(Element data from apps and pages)
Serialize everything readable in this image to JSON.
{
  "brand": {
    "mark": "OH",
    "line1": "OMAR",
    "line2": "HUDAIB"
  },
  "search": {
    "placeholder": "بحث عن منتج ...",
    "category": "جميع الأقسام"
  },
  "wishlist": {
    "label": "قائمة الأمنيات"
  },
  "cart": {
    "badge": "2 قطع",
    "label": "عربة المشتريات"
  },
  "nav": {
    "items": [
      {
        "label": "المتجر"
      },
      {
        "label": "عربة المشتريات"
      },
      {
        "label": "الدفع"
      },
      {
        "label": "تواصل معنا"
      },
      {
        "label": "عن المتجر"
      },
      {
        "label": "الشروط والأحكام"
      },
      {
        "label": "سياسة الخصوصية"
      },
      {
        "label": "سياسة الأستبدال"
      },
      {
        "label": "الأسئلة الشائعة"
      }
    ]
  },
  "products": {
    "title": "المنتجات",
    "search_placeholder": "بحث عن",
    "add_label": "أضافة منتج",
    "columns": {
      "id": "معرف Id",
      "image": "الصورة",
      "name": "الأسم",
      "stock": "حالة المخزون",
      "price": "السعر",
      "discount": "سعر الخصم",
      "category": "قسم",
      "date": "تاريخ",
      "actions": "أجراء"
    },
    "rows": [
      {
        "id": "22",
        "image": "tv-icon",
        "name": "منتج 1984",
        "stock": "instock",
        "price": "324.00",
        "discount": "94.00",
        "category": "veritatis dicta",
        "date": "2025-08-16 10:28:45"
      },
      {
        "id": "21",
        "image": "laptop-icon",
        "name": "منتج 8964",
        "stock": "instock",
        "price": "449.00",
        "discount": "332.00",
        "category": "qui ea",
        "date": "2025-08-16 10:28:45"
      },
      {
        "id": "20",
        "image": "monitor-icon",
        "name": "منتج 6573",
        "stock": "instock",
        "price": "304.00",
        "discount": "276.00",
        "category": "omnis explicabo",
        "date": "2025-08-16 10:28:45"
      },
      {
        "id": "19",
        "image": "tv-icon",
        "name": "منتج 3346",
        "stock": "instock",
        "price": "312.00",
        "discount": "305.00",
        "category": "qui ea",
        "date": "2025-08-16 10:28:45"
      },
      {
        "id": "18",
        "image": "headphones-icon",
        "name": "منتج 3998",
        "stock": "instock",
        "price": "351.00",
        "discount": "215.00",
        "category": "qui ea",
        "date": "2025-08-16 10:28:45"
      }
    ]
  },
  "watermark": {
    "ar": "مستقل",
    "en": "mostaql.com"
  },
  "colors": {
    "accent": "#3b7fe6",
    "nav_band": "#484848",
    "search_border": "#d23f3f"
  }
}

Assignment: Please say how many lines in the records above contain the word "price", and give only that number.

Answer space: 6